• **Work request**: Please give the whole listing again word for word, and drop any pictures it holds.

»»

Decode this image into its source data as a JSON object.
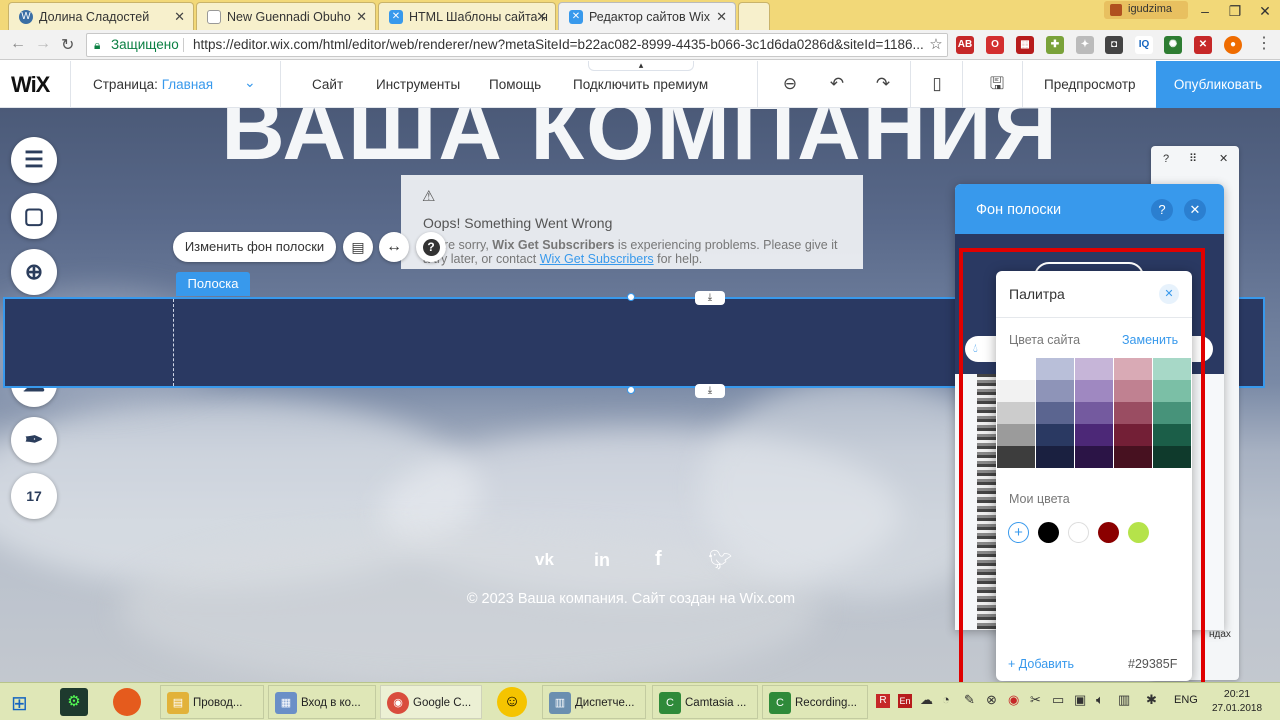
{
  "browser": {
    "tabs": [
      {
        "title": "Долина Сладостей",
        "icon": "wordpress-icon",
        "color": "#3a6ea5"
      },
      {
        "title": "New Guennadi Obuho",
        "icon": "doc-icon",
        "color": "#999999"
      },
      {
        "title": "HTML Шаблоны сайта н",
        "icon": "wix-icon",
        "color": "#3899ec"
      },
      {
        "title": "Редактор сайтов Wix",
        "icon": "wix-icon",
        "color": "#3899ec"
      }
    ],
    "user": "igudzima",
    "secure_label": "Защищено",
    "url": "https://editor.wix.com/html/editor/web/renderer/new?metaSiteId=b22ac082-8999-4435-b066-3c1d6da0286d&siteId=1186..."
  },
  "editor": {
    "logo": "WiX",
    "page_label": "Страница:",
    "page_name": "Главная",
    "menus": [
      "Сайт",
      "Инструменты",
      "Помощь",
      "Подключить премиум"
    ],
    "preview_label": "Предпросмотр",
    "publish_label": "Опубликовать"
  },
  "canvas": {
    "hero_title": "ВАША КОМПАНИЯ",
    "change_bg_label": "Изменить фон полоски",
    "strip_tag": "Полоска",
    "error_title": "Oops! Something Went Wrong",
    "error_text_1": "We're sorry, ",
    "error_app": "Wix Get Subscribers",
    "error_text_2": " is experiencing problems. Please give it",
    "error_text_3": "a try later, or contact ",
    "error_link": "Wix Get Subscribers",
    "error_text_4": " for help.",
    "footer_text": "© 2023 Ваша компания. Сайт создан на Wix.com",
    "social_icons": [
      "vk-icon",
      "linkedin-icon",
      "facebook-icon",
      "twitter-icon"
    ],
    "partial_label": "ндах"
  },
  "panel": {
    "title": "Фон полоски",
    "palette": {
      "title": "Палитра",
      "site_colors_label": "Цвета сайта",
      "replace_label": "Заменить",
      "site_color_columns": [
        [
          "#ffffff",
          "#f2f2f2",
          "#cccccc",
          "#9b9b9b",
          "#3d3d3d"
        ],
        [
          "#b9bfd9",
          "#8e94b8",
          "#5b6590",
          "#2a3962",
          "#1a2040"
        ],
        [
          "#c6b5d8",
          "#9f88c1",
          "#745a9f",
          "#4c2877",
          "#2b1446"
        ],
        [
          "#d9aab5",
          "#c08191",
          "#9a4d62",
          "#731f36",
          "#471120"
        ],
        [
          "#a7d8c7",
          "#7bbfa6",
          "#47937a",
          "#1b5e48",
          "#0f3a2c"
        ]
      ],
      "my_colors_label": "Мои цвета",
      "my_colors": [
        "#000000",
        "#ffffff",
        "#8b0000",
        "#b5e34a"
      ],
      "add_label": "+ Добавить",
      "current_hex": "#29385F"
    }
  },
  "taskbar": {
    "items": [
      {
        "label": "Провод...",
        "color": "#e2b23a"
      },
      {
        "label": "Вход в ко...",
        "color": "#6a8fc7"
      },
      {
        "label": "Google C...",
        "color": "#d94c3d"
      },
      {
        "label": "Диспетче...",
        "color": "#6b8fb0"
      },
      {
        "label": "Camtasia ...",
        "color": "#2f8a3a"
      },
      {
        "label": "Recording...",
        "color": "#2f8a3a"
      }
    ],
    "lang": "ENG",
    "time": "20:21",
    "date": "27.01.2018"
  }
}
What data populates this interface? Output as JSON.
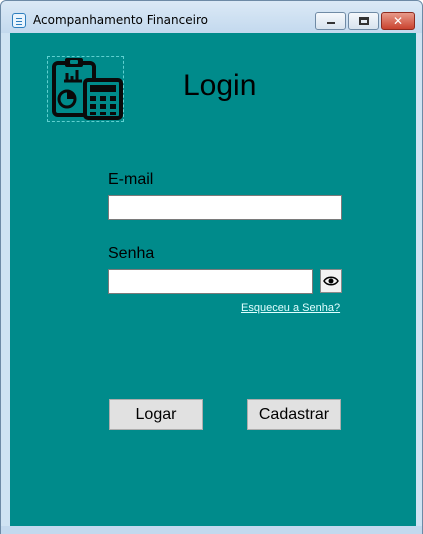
{
  "window": {
    "title": "Acompanhamento Financeiro",
    "close_glyph": "✕",
    "app_icon": "app-document-icon"
  },
  "colors": {
    "background": "#008b8b",
    "titlebar": "#c3d9ee",
    "link": "#e0ffff",
    "button": "#e1e1e1"
  },
  "login": {
    "title": "Login",
    "logo_icon": "finance-clipboard-calculator-icon",
    "email_label": "E-mail",
    "email_value": "",
    "password_label": "Senha",
    "password_value": "",
    "show_password_icon": "eye-icon",
    "forgot_password": "Esqueceu a Senha?",
    "login_button": "Logar",
    "register_button": "Cadastrar"
  }
}
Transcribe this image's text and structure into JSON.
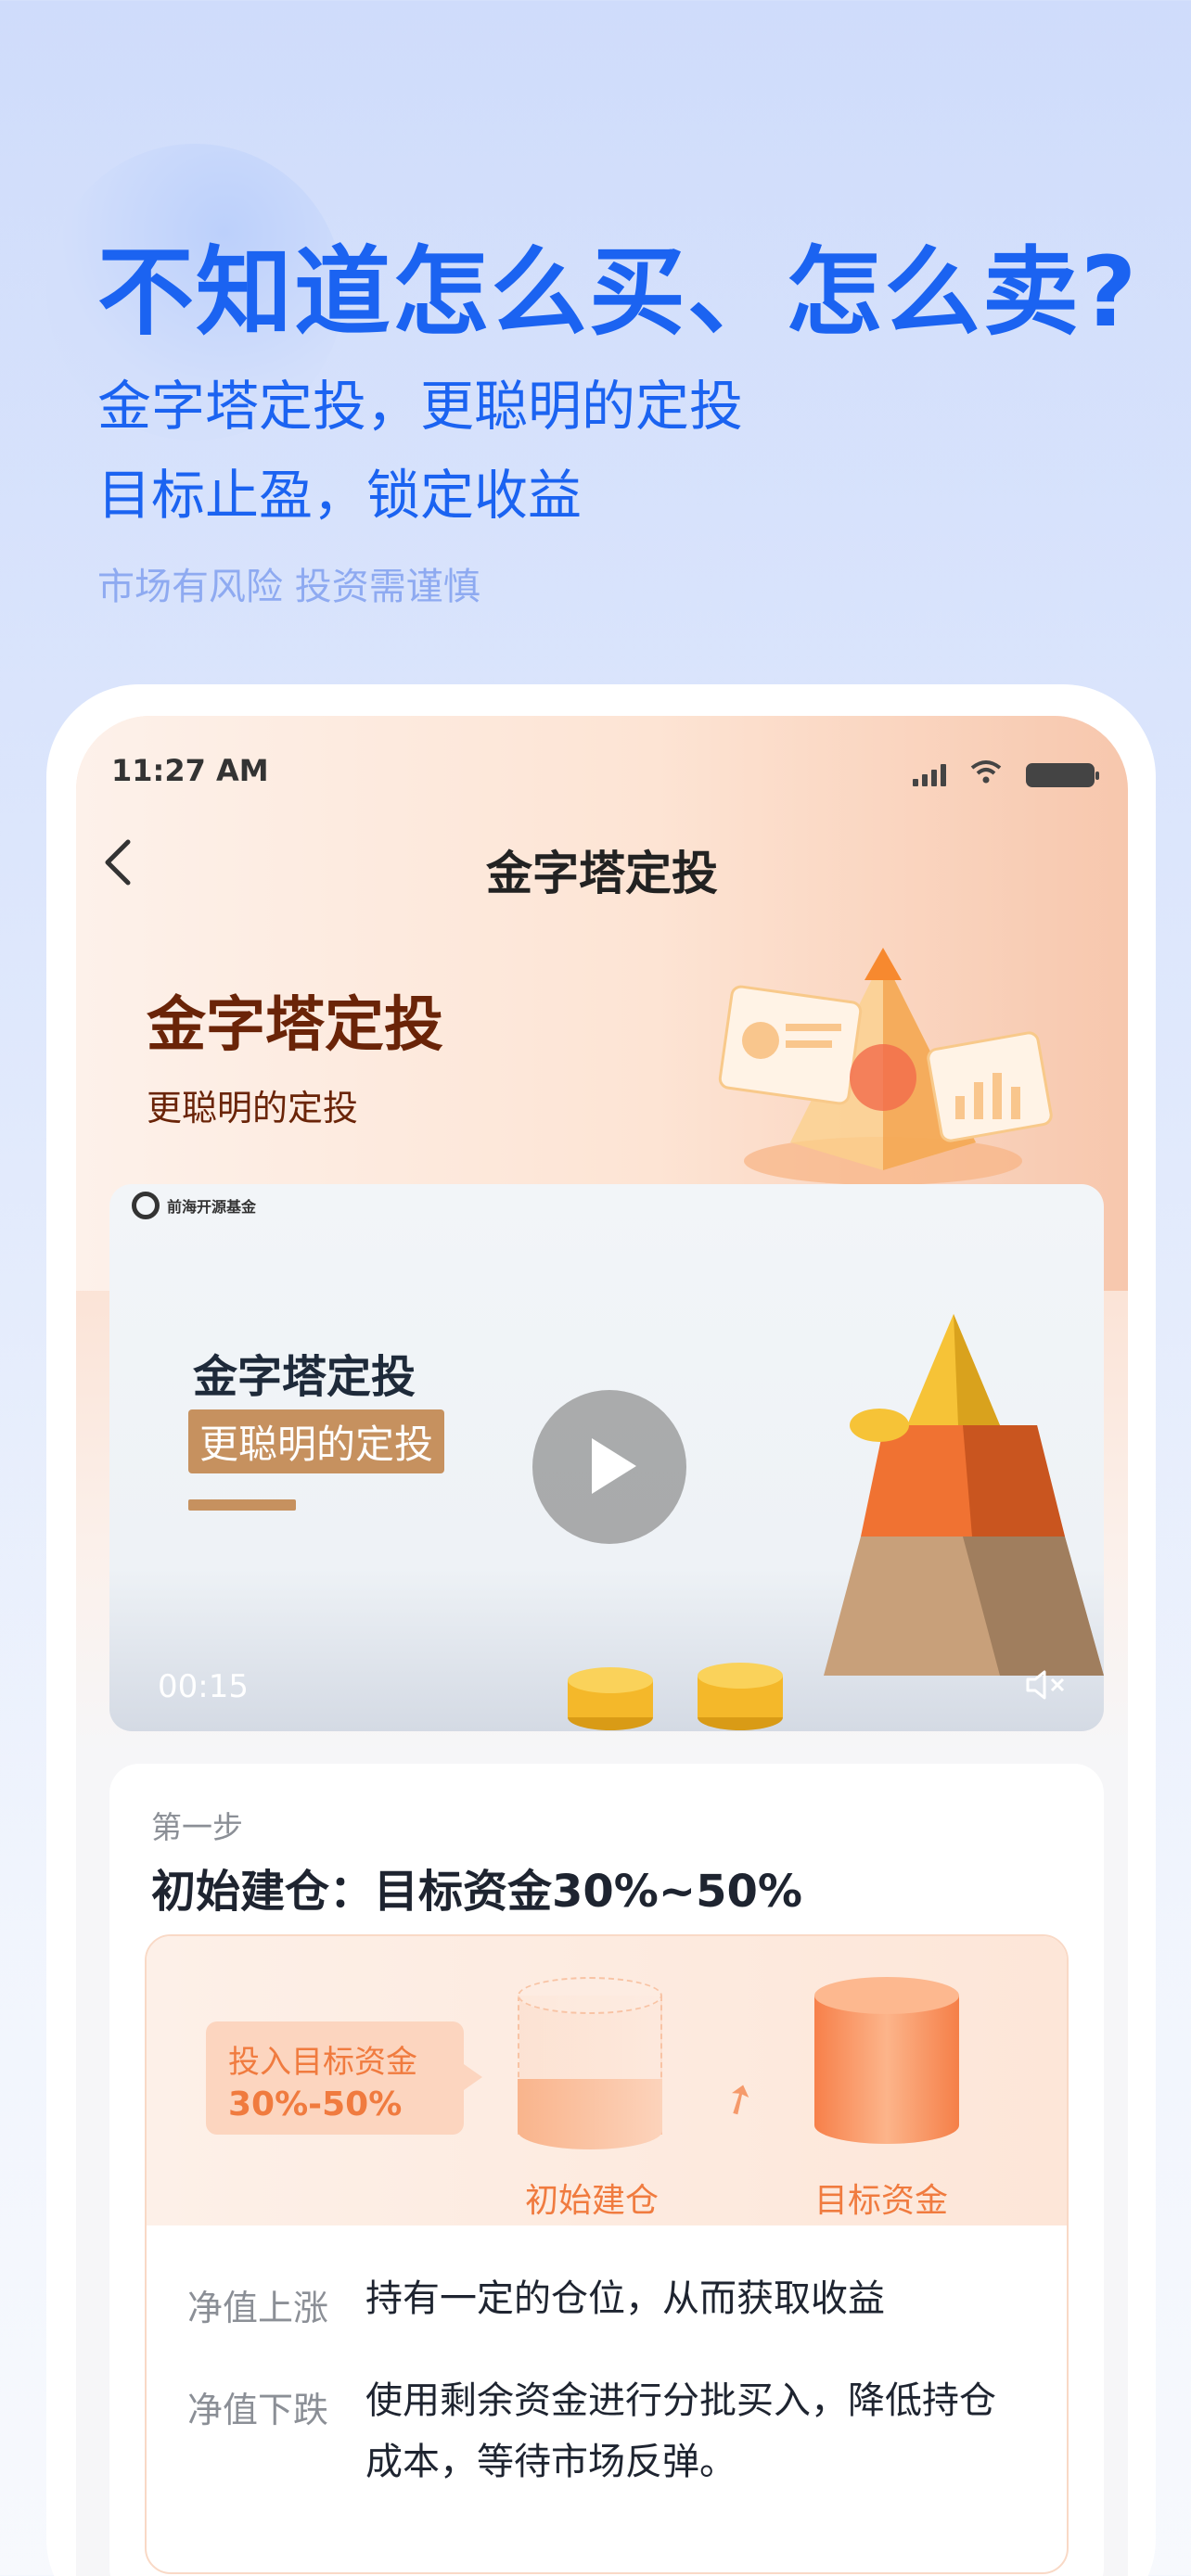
{
  "hero": {
    "title": "不知道怎么买、怎么卖?",
    "subtitle1": "金字塔定投，更聪明的定投",
    "subtitle2": "目标止盈，锁定收益",
    "risk_notice": "市场有风险 投资需谨慎"
  },
  "status_bar": {
    "time": "11:27 AM"
  },
  "nav": {
    "title": "金字塔定投",
    "back_icon": "chevron-left-icon"
  },
  "banner": {
    "title": "金字塔定投",
    "subtitle": "更聪明的定投"
  },
  "video": {
    "title": "金字塔定投",
    "tag": "更聪明的定投",
    "time": "00:15",
    "logo_text": "前海开源基金"
  },
  "step": {
    "label": "第一步",
    "title": "初始建仓：目标资金30%~50%",
    "bubble_line1": "投入目标资金",
    "bubble_line2": "30%-50%",
    "caption_left": "初始建仓",
    "caption_right": "目标资金",
    "rows": [
      {
        "label": "净值上涨",
        "text": "持有一定的仓位，从而获取收益"
      },
      {
        "label": "净值下跌",
        "text": "使用剩余资金进行分批买入，降低持仓成本，等待市场反弹。"
      }
    ]
  },
  "colors": {
    "brand_blue": "#1b63f1",
    "accent_orange": "#f07b3f",
    "banner_brown": "#6a2408"
  }
}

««

• **Expected answer**:
Decode this image into its source data as a JSON object.
{
  "browser": {
    "tabs": [
      {
        "title": "Долина Сладостей",
        "icon": "wordpress-icon",
        "color": "#3a6ea5"
      },
      {
        "title": "New Guennadi Obuho",
        "icon": "doc-icon",
        "color": "#999999"
      },
      {
        "title": "HTML Шаблоны сайта н",
        "icon": "wix-icon",
        "color": "#3899ec"
      },
      {
        "title": "Редактор сайтов Wix",
        "icon": "wix-icon",
        "color": "#3899ec"
      }
    ],
    "user": "igudzima",
    "secure_label": "Защищено",
    "url": "https://editor.wix.com/html/editor/web/renderer/new?metaSiteId=b22ac082-8999-4435-b066-3c1d6da0286d&siteId=1186..."
  },
  "editor": {
    "logo": "WiX",
    "page_label": "Страница:",
    "page_name": "Главная",
    "menus": [
      "Сайт",
      "Инструменты",
      "Помощь",
      "Подключить премиум"
    ],
    "preview_label": "Предпросмотр",
    "publish_label": "Опубликовать"
  },
  "canvas": {
    "hero_title": "ВАША КОМПАНИЯ",
    "change_bg_label": "Изменить фон полоски",
    "strip_tag": "Полоска",
    "error_title": "Oops! Something Went Wrong",
    "error_text_1": "We're sorry, ",
    "error_app": "Wix Get Subscribers",
    "error_text_2": " is experiencing problems. Please give it",
    "error_text_3": "a try later, or contact ",
    "error_link": "Wix Get Subscribers",
    "error_text_4": " for help.",
    "footer_text": "© 2023 Ваша компания. Сайт создан на Wix.com",
    "social_icons": [
      "vk-icon",
      "linkedin-icon",
      "facebook-icon",
      "twitter-icon"
    ],
    "partial_label": "ндах"
  },
  "panel": {
    "title": "Фон полоски",
    "palette": {
      "title": "Палитра",
      "site_colors_label": "Цвета сайта",
      "replace_label": "Заменить",
      "site_color_columns": [
        [
          "#ffffff",
          "#f2f2f2",
          "#cccccc",
          "#9b9b9b",
          "#3d3d3d"
        ],
        [
          "#b9bfd9",
          "#8e94b8",
          "#5b6590",
          "#2a3962",
          "#1a2040"
        ],
        [
          "#c6b5d8",
          "#9f88c1",
          "#745a9f",
          "#4c2877",
          "#2b1446"
        ],
        [
          "#d9aab5",
          "#c08191",
          "#9a4d62",
          "#731f36",
          "#471120"
        ],
        [
          "#a7d8c7",
          "#7bbfa6",
          "#47937a",
          "#1b5e48",
          "#0f3a2c"
        ]
      ],
      "my_colors_label": "Мои цвета",
      "my_colors": [
        "#000000",
        "#ffffff",
        "#8b0000",
        "#b5e34a"
      ],
      "add_label": "+ Добавить",
      "current_hex": "#29385F"
    }
  },
  "taskbar": {
    "items": [
      {
        "label": "Провод...",
        "color": "#e2b23a"
      },
      {
        "label": "Вход в ко...",
        "color": "#6a8fc7"
      },
      {
        "label": "Google C...",
        "color": "#d94c3d"
      },
      {
        "label": "Диспетче...",
        "color": "#6b8fb0"
      },
      {
        "label": "Camtasia ...",
        "color": "#2f8a3a"
      },
      {
        "label": "Recording...",
        "color": "#2f8a3a"
      }
    ],
    "lang": "ENG",
    "time": "20:21",
    "date": "27.01.2018"
  }
}
What data populates this interface? Output as JSON.
{
  "window": {
    "title": "Acompanhamento Financeiro",
    "close_glyph": "✕",
    "app_icon": "app-document-icon"
  },
  "colors": {
    "background": "#008b8b",
    "titlebar": "#c3d9ee",
    "link": "#e0ffff",
    "button": "#e1e1e1"
  },
  "login": {
    "title": "Login",
    "logo_icon": "finance-clipboard-calculator-icon",
    "email_label": "E-mail",
    "email_value": "",
    "password_label": "Senha",
    "password_value": "",
    "show_password_icon": "eye-icon",
    "forgot_password": "Esqueceu a Senha?",
    "login_button": "Logar",
    "register_button": "Cadastrar"
  }
}
Transcribe this image's text and structure into JSON.
{
  "hero": {
    "title": "不知道怎么买、怎么卖?",
    "subtitle1": "金字塔定投，更聪明的定投",
    "subtitle2": "目标止盈，锁定收益",
    "risk_notice": "市场有风险 投资需谨慎"
  },
  "status_bar": {
    "time": "11:27 AM"
  },
  "nav": {
    "title": "金字塔定投",
    "back_icon": "chevron-left-icon"
  },
  "banner": {
    "title": "金字塔定投",
    "subtitle": "更聪明的定投"
  },
  "video": {
    "title": "金字塔定投",
    "tag": "更聪明的定投",
    "time": "00:15",
    "logo_text": "前海开源基金"
  },
  "step": {
    "label": "第一步",
    "title": "初始建仓：目标资金30%~50%",
    "bubble_line1": "投入目标资金",
    "bubble_line2": "30%-50%",
    "caption_left": "初始建仓",
    "caption_right": "目标资金",
    "rows": [
      {
        "label": "净值上涨",
        "text": "持有一定的仓位，从而获取收益"
      },
      {
        "label": "净值下跌",
        "text": "使用剩余资金进行分批买入，降低持仓成本，等待市场反弹。"
      }
    ]
  },
  "colors": {
    "brand_blue": "#1b63f1",
    "accent_orange": "#f07b3f",
    "banner_brown": "#6a2408"
  }
}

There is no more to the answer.